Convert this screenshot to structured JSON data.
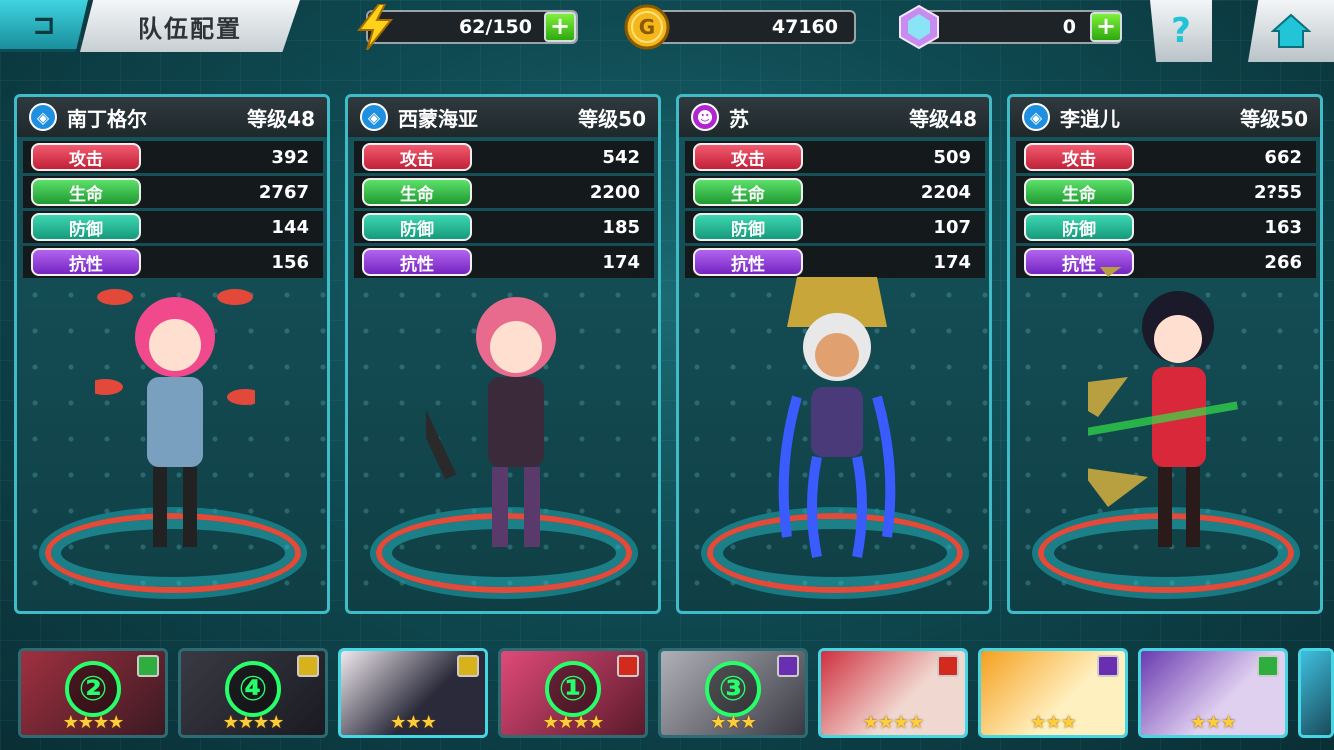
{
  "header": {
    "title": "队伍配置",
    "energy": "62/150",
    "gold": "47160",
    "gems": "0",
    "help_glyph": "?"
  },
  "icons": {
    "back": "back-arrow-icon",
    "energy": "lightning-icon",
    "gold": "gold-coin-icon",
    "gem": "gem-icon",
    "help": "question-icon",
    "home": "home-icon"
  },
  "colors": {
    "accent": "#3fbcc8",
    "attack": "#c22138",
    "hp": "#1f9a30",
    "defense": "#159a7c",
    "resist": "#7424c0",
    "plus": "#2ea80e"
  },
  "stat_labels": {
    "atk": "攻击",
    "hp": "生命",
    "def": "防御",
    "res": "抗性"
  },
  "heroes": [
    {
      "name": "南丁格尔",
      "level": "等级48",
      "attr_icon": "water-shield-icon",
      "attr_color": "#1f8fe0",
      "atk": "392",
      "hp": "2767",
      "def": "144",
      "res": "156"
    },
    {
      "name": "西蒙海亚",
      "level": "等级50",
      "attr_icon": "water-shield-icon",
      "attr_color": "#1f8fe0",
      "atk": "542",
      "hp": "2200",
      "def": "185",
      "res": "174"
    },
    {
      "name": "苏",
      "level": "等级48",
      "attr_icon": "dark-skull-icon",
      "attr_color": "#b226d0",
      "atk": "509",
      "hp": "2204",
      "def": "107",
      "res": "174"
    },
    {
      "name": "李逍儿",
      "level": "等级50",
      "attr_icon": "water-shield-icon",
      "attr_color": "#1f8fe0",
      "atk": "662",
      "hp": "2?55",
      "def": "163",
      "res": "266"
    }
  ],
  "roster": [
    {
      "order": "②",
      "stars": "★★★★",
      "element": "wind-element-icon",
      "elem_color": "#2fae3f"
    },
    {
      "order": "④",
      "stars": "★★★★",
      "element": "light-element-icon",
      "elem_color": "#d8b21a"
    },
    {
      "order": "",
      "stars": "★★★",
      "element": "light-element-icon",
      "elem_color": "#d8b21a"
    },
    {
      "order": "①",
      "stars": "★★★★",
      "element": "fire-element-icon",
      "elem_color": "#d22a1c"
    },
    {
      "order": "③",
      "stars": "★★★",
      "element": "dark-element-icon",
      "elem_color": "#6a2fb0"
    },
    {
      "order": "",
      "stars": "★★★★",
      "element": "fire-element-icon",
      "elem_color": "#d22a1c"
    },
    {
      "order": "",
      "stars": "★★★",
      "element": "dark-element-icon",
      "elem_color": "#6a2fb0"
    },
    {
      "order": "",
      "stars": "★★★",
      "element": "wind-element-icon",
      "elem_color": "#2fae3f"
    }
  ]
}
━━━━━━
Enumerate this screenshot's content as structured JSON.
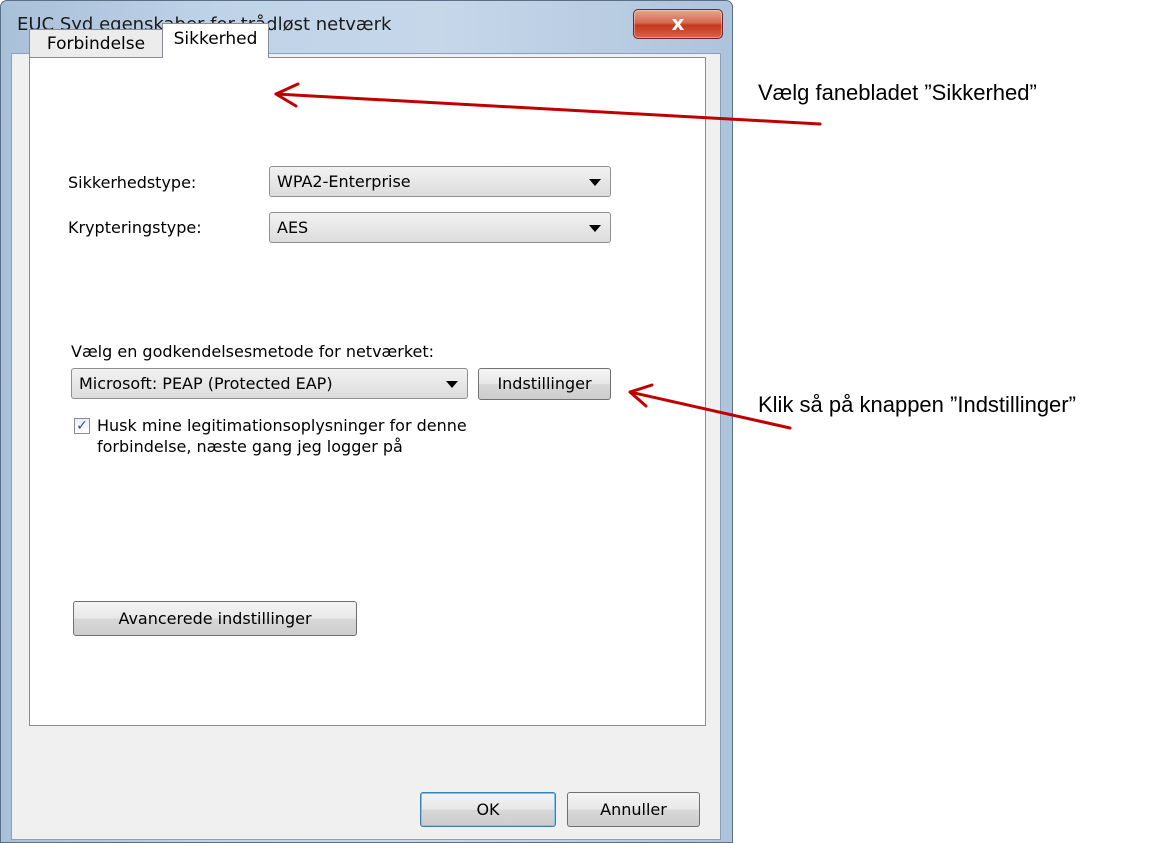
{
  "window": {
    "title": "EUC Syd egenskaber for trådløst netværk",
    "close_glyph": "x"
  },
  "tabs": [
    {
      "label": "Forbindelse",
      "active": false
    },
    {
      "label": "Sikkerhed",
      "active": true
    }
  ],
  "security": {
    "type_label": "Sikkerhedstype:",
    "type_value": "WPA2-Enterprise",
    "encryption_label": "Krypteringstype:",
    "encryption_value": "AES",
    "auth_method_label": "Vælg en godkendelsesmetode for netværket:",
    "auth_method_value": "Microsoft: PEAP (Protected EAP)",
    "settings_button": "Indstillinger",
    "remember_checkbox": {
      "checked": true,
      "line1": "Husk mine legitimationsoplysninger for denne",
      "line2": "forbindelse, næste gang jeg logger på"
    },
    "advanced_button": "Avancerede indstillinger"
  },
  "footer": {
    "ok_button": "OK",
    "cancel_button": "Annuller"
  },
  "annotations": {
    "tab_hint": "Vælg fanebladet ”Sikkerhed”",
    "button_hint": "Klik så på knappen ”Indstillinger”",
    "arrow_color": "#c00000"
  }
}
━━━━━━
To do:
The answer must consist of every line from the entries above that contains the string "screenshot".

Solved problem:
Convert this screenshot to structured JSON data.
Enumerate this screenshot's content as structured JSON.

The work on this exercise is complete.